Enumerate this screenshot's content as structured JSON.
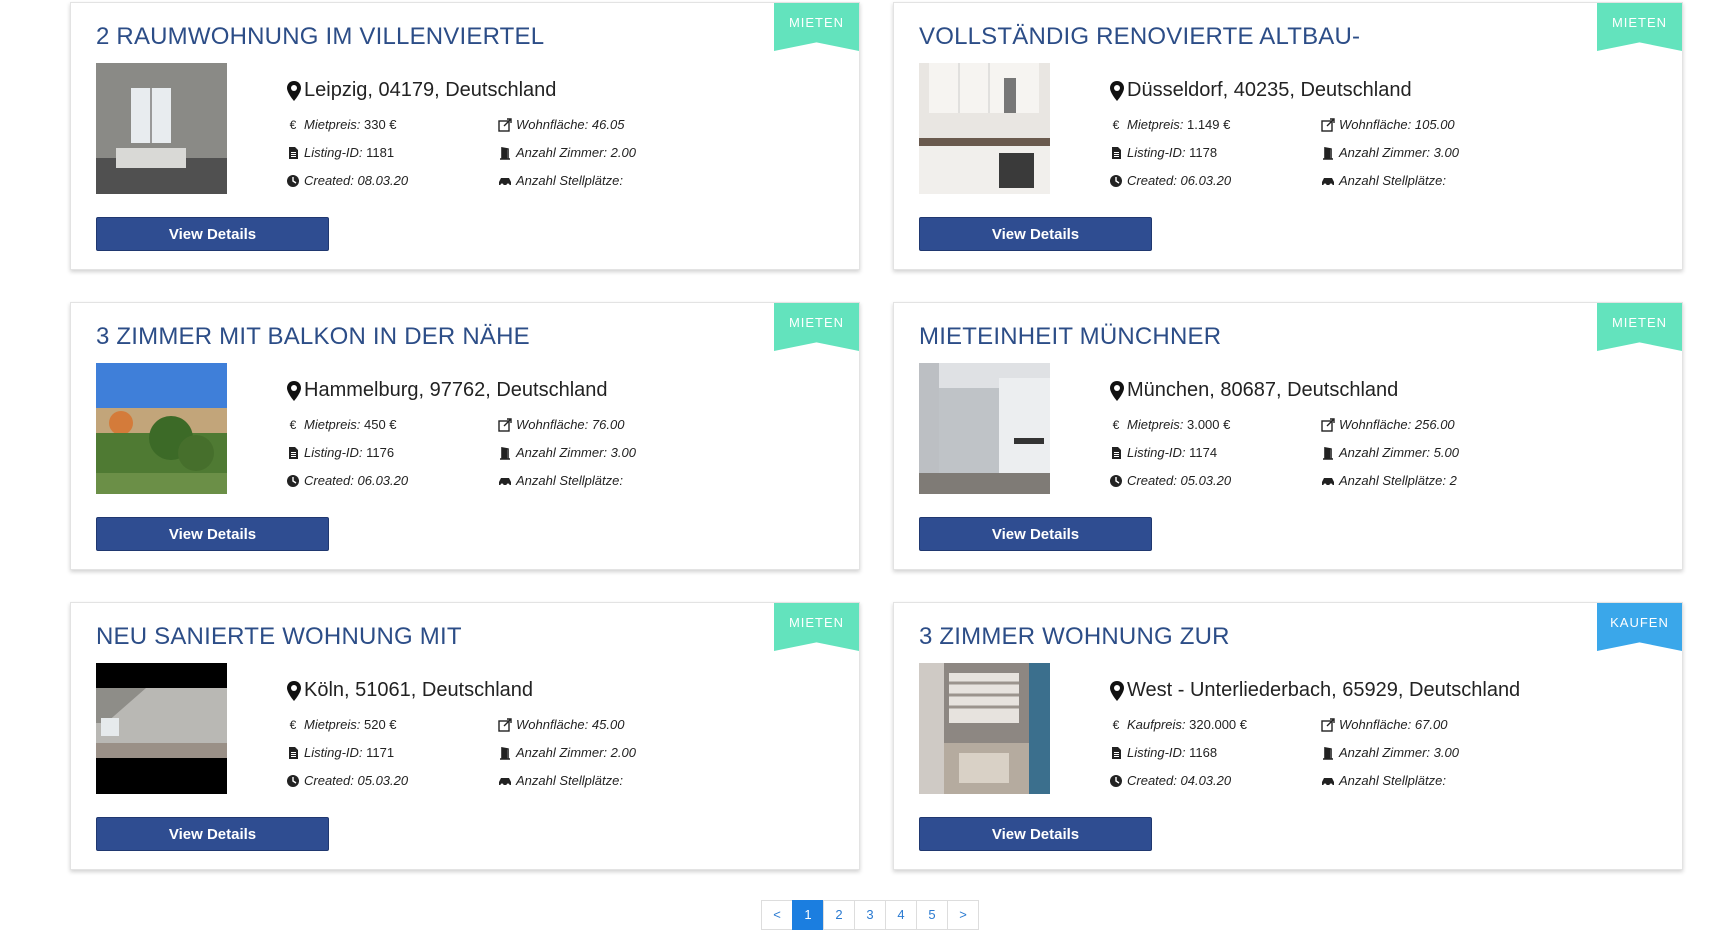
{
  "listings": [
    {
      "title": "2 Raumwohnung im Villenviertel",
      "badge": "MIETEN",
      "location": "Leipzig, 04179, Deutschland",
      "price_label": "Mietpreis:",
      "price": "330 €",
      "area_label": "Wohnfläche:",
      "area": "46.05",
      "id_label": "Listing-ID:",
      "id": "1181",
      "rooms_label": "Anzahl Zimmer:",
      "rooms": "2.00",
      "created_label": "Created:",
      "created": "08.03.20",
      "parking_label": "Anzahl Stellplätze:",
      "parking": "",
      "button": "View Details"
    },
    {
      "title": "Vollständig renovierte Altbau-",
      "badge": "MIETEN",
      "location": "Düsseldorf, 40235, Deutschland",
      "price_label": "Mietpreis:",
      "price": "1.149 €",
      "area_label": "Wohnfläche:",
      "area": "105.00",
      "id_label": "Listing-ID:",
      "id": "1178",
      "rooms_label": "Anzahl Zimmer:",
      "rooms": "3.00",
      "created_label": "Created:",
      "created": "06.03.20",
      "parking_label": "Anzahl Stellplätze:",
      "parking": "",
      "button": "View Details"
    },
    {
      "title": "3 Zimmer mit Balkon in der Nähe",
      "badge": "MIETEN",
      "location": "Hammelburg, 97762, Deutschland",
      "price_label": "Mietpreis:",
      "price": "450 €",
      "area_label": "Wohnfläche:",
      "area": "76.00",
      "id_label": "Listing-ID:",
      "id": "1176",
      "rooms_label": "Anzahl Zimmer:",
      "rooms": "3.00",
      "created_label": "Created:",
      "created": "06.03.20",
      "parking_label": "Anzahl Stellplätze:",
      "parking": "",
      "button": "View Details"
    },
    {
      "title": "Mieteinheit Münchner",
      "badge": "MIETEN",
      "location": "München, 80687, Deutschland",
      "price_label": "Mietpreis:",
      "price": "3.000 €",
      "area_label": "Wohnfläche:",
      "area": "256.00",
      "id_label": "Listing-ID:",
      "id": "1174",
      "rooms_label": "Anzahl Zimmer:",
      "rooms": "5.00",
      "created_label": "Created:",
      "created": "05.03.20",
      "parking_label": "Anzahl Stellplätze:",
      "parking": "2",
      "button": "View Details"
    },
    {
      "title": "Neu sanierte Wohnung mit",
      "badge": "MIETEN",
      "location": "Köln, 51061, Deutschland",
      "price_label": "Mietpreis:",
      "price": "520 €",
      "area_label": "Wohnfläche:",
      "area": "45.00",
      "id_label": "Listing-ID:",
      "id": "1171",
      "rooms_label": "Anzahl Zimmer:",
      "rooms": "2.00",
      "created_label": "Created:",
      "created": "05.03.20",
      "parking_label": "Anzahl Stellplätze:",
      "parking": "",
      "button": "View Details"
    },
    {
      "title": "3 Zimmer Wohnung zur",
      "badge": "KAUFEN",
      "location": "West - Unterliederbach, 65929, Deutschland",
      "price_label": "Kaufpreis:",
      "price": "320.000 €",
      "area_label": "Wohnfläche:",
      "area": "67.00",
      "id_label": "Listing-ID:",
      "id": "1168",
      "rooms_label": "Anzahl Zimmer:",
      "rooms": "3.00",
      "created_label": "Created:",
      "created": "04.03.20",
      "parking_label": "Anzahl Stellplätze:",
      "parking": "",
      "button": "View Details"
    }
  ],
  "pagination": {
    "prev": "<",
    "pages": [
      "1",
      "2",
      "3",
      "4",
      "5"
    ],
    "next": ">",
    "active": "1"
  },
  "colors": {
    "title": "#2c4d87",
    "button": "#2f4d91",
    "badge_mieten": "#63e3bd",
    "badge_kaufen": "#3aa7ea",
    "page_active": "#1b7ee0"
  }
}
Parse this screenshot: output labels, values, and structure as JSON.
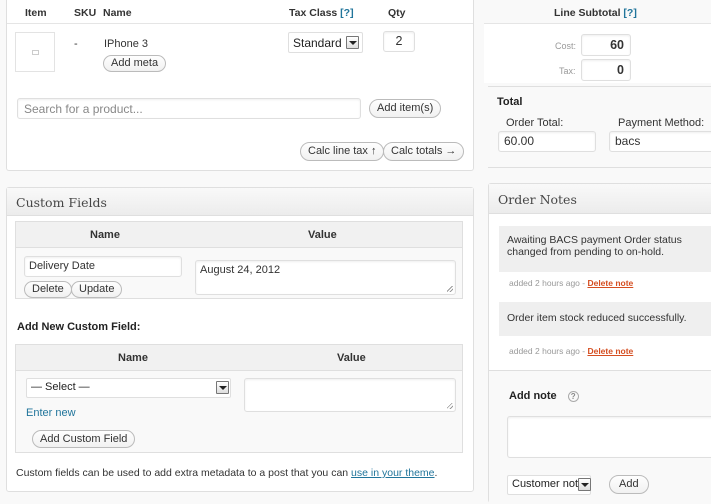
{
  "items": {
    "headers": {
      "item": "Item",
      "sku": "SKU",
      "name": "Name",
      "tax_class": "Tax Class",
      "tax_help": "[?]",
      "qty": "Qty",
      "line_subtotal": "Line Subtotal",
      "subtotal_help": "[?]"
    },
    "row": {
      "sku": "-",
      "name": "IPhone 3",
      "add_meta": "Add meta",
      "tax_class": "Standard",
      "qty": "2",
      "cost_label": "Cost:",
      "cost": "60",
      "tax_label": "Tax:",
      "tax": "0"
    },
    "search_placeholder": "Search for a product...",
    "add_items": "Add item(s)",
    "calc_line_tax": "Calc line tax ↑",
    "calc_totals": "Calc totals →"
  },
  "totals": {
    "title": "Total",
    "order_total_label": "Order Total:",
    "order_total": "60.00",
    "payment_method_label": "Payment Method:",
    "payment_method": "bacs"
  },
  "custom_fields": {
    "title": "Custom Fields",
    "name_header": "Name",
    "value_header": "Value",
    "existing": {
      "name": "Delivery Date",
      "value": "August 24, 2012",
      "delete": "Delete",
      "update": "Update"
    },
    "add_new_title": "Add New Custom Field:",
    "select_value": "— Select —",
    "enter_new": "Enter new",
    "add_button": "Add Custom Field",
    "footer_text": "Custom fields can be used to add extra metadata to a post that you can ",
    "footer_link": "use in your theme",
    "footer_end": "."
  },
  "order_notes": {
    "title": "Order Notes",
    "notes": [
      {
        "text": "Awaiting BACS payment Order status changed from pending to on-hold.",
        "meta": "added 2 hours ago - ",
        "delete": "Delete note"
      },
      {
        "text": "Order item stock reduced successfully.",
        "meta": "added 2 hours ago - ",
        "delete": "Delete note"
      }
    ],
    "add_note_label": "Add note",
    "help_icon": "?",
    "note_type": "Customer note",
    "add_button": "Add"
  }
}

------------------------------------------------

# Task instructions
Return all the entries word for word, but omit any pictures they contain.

# Problem solution
Enumerate this screenshot's content as structured JSON.
{
  "listings": [
    {
      "title": "2 Raumwohnung im Villenviertel",
      "badge": "MIETEN",
      "location": "Leipzig, 04179, Deutschland",
      "price_label": "Mietpreis:",
      "price": "330 €",
      "area_label": "Wohnfläche:",
      "area": "46.05",
      "id_label": "Listing-ID:",
      "id": "1181",
      "rooms_label": "Anzahl Zimmer:",
      "rooms": "2.00",
      "created_label": "Created:",
      "created": "08.03.20",
      "parking_label": "Anzahl Stellplätze:",
      "parking": "",
      "button": "View Details"
    },
    {
      "title": "Vollständig renovierte Altbau-",
      "badge": "MIETEN",
      "location": "Düsseldorf, 40235, Deutschland",
      "price_label": "Mietpreis:",
      "price": "1.149 €",
      "area_label": "Wohnfläche:",
      "area": "105.00",
      "id_label": "Listing-ID:",
      "id": "1178",
      "rooms_label": "Anzahl Zimmer:",
      "rooms": "3.00",
      "created_label": "Created:",
      "created": "06.03.20",
      "parking_label": "Anzahl Stellplätze:",
      "parking": "",
      "button": "View Details"
    },
    {
      "title": "3 Zimmer mit Balkon in der Nähe",
      "badge": "MIETEN",
      "location": "Hammelburg, 97762, Deutschland",
      "price_label": "Mietpreis:",
      "price": "450 €",
      "area_label": "Wohnfläche:",
      "area": "76.00",
      "id_label": "Listing-ID:",
      "id": "1176",
      "rooms_label": "Anzahl Zimmer:",
      "rooms": "3.00",
      "created_label": "Created:",
      "created": "06.03.20",
      "parking_label": "Anzahl Stellplätze:",
      "parking": "",
      "button": "View Details"
    },
    {
      "title": "Mieteinheit Münchner",
      "badge": "MIETEN",
      "location": "München, 80687, Deutschland",
      "price_label": "Mietpreis:",
      "price": "3.000 €",
      "area_label": "Wohnfläche:",
      "area": "256.00",
      "id_label": "Listing-ID:",
      "id": "1174",
      "rooms_label": "Anzahl Zimmer:",
      "rooms": "5.00",
      "created_label": "Created:",
      "created": "05.03.20",
      "parking_label": "Anzahl Stellplätze:",
      "parking": "2",
      "button": "View Details"
    },
    {
      "title": "Neu sanierte Wohnung mit",
      "badge": "MIETEN",
      "location": "Köln, 51061, Deutschland",
      "price_label": "Mietpreis:",
      "price": "520 €",
      "area_label": "Wohnfläche:",
      "area": "45.00",
      "id_label": "Listing-ID:",
      "id": "1171",
      "rooms_label": "Anzahl Zimmer:",
      "rooms": "2.00",
      "created_label": "Created:",
      "created": "05.03.20",
      "parking_label": "Anzahl Stellplätze:",
      "parking": "",
      "button": "View Details"
    },
    {
      "title": "3 Zimmer Wohnung zur",
      "badge": "KAUFEN",
      "location": "West - Unterliederbach, 65929, Deutschland",
      "price_label": "Kaufpreis:",
      "price": "320.000 €",
      "area_label": "Wohnfläche:",
      "area": "67.00",
      "id_label": "Listing-ID:",
      "id": "1168",
      "rooms_label": "Anzahl Zimmer:",
      "rooms": "3.00",
      "created_label": "Created:",
      "created": "04.03.20",
      "parking_label": "Anzahl Stellplätze:",
      "parking": "",
      "button": "View Details"
    }
  ],
  "pagination": {
    "prev": "<",
    "pages": [
      "1",
      "2",
      "3",
      "4",
      "5"
    ],
    "next": ">",
    "active": "1"
  },
  "colors": {
    "title": "#2c4d87",
    "button": "#2f4d91",
    "badge_mieten": "#63e3bd",
    "badge_kaufen": "#3aa7ea",
    "page_active": "#1b7ee0"
  }
}
Parse this screenshot: output labels, values, and structure as JSON.
{
  "items": {
    "headers": {
      "item": "Item",
      "sku": "SKU",
      "name": "Name",
      "tax_class": "Tax Class",
      "tax_help": "[?]",
      "qty": "Qty",
      "line_subtotal": "Line Subtotal",
      "subtotal_help": "[?]"
    },
    "row": {
      "sku": "-",
      "name": "IPhone 3",
      "add_meta": "Add meta",
      "tax_class": "Standard",
      "qty": "2",
      "cost_label": "Cost:",
      "cost": "60",
      "tax_label": "Tax:",
      "tax": "0"
    },
    "search_placeholder": "Search for a product...",
    "add_items": "Add item(s)",
    "calc_line_tax": "Calc line tax ↑",
    "calc_totals": "Calc totals →"
  },
  "totals": {
    "title": "Total",
    "order_total_label": "Order Total:",
    "order_total": "60.00",
    "payment_method_label": "Payment Method:",
    "payment_method": "bacs"
  },
  "custom_fields": {
    "title": "Custom Fields",
    "name_header": "Name",
    "value_header": "Value",
    "existing": {
      "name": "Delivery Date",
      "value": "August 24, 2012",
      "delete": "Delete",
      "update": "Update"
    },
    "add_new_title": "Add New Custom Field:",
    "select_value": "— Select —",
    "enter_new": "Enter new",
    "add_button": "Add Custom Field",
    "footer_text": "Custom fields can be used to add extra metadata to a post that you can ",
    "footer_link": "use in your theme",
    "footer_end": "."
  },
  "order_notes": {
    "title": "Order Notes",
    "notes": [
      {
        "text": "Awaiting BACS payment Order status changed from pending to on-hold.",
        "meta": "added 2 hours ago - ",
        "delete": "Delete note"
      },
      {
        "text": "Order item stock reduced successfully.",
        "meta": "added 2 hours ago - ",
        "delete": "Delete note"
      }
    ],
    "add_note_label": "Add note",
    "help_icon": "?",
    "note_type": "Customer note",
    "add_button": "Add"
  }
}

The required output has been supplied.